TASK
Track down each line below containing the string "IceFloe" and copy it.

RECORDS PROVIDED

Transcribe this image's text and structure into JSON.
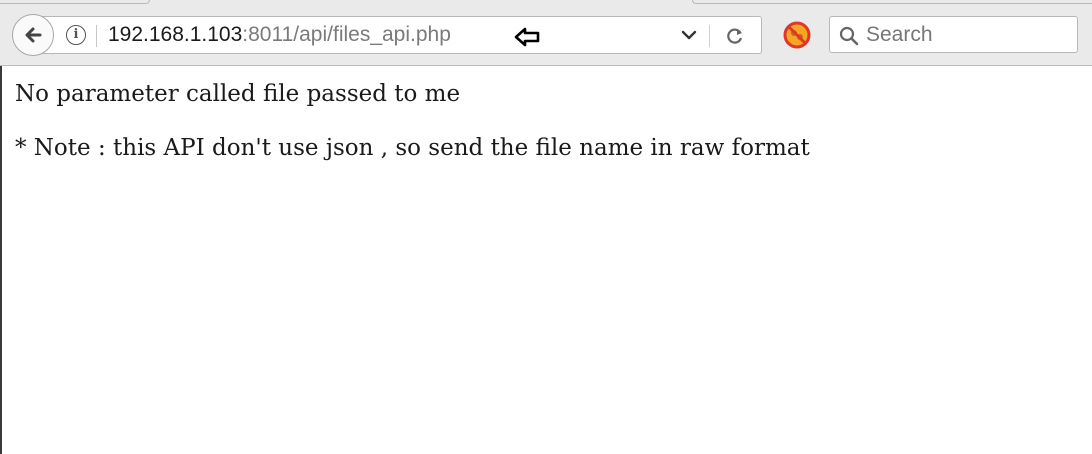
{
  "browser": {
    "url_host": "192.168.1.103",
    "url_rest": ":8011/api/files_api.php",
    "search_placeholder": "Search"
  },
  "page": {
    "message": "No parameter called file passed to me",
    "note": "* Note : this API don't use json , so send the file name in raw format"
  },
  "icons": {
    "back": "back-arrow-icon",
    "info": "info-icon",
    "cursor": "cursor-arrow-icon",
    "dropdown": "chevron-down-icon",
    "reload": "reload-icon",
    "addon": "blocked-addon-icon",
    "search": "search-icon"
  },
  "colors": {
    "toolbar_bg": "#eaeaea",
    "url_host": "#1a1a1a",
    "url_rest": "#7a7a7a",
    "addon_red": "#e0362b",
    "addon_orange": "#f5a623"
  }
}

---

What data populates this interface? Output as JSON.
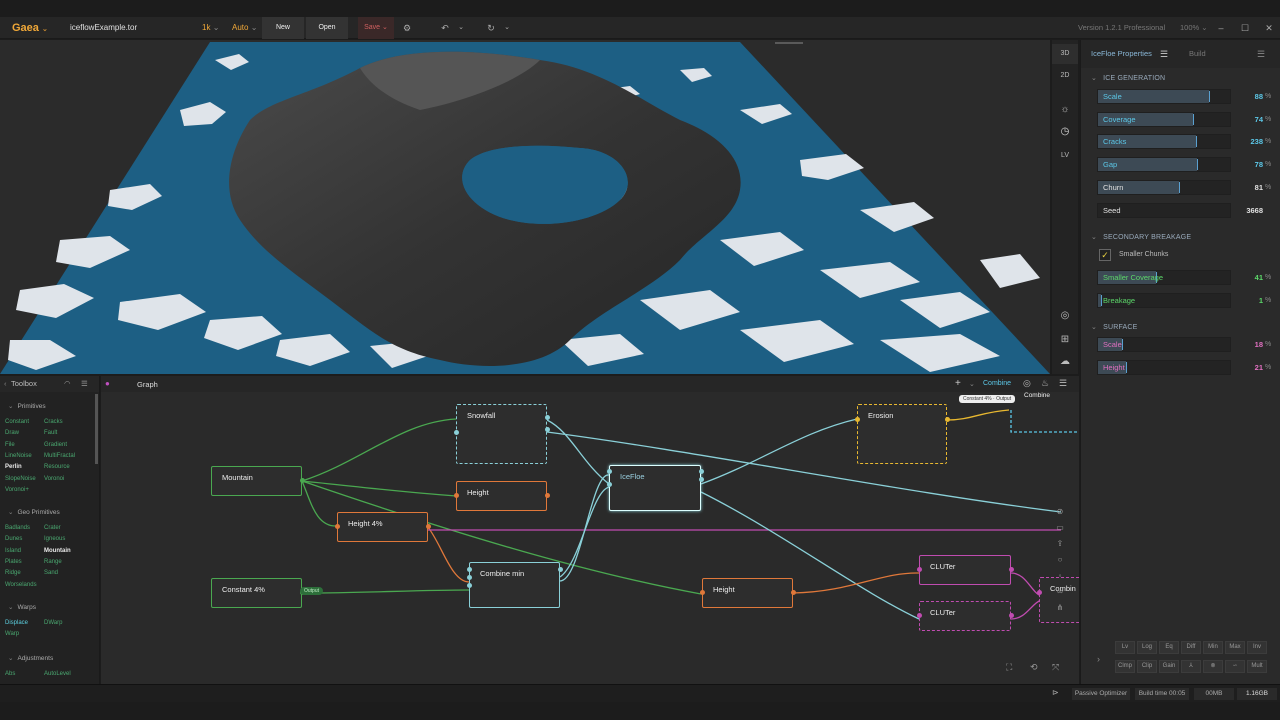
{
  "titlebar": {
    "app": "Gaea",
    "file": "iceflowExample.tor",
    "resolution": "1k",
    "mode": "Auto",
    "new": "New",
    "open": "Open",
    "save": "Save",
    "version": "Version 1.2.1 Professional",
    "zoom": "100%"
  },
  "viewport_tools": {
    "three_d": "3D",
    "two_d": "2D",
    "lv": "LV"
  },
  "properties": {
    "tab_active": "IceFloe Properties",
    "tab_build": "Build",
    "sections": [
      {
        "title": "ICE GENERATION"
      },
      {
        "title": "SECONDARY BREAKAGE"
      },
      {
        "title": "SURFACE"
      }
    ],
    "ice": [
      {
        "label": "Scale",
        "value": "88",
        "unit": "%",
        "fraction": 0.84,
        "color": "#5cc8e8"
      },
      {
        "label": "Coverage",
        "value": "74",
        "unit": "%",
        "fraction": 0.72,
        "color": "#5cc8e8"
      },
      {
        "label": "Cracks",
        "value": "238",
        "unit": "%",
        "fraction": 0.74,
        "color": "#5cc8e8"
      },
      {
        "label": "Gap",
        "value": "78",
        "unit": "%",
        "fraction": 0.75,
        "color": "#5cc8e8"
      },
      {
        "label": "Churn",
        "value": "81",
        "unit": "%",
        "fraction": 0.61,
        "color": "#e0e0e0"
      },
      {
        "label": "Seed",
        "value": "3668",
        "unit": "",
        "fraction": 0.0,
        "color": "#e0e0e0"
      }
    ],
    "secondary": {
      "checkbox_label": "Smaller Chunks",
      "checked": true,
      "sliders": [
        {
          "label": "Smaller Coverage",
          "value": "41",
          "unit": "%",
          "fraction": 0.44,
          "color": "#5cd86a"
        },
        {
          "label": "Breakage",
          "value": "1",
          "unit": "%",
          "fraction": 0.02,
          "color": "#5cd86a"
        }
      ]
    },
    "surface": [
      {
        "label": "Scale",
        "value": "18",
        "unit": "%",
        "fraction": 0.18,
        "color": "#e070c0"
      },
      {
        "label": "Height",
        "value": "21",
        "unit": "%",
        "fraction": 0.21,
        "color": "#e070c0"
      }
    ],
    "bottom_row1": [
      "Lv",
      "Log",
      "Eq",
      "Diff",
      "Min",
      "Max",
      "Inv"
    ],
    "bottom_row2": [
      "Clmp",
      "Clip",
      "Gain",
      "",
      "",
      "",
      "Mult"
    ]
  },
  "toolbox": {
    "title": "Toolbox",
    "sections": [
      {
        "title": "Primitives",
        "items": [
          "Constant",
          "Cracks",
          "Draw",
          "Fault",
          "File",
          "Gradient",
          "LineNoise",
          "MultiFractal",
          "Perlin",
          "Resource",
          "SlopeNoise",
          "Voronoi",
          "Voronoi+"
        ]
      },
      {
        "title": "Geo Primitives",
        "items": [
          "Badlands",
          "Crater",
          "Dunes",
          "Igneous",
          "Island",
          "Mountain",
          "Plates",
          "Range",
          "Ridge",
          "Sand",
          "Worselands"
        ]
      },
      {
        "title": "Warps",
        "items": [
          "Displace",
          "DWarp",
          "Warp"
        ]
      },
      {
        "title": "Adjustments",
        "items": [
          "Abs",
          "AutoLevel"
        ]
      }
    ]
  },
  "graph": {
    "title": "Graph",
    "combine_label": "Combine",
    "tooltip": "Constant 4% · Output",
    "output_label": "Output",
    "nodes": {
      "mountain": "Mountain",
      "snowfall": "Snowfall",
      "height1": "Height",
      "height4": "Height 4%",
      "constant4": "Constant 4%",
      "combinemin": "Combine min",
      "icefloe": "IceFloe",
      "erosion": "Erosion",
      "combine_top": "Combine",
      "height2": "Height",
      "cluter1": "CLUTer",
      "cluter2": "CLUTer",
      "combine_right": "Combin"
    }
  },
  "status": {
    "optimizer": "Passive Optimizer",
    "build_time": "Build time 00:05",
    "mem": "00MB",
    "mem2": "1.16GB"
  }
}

SOLUTION FOR THIS TASK
    "tab_active": "IceFloe Properties",
      "icefloe": "IceFloe",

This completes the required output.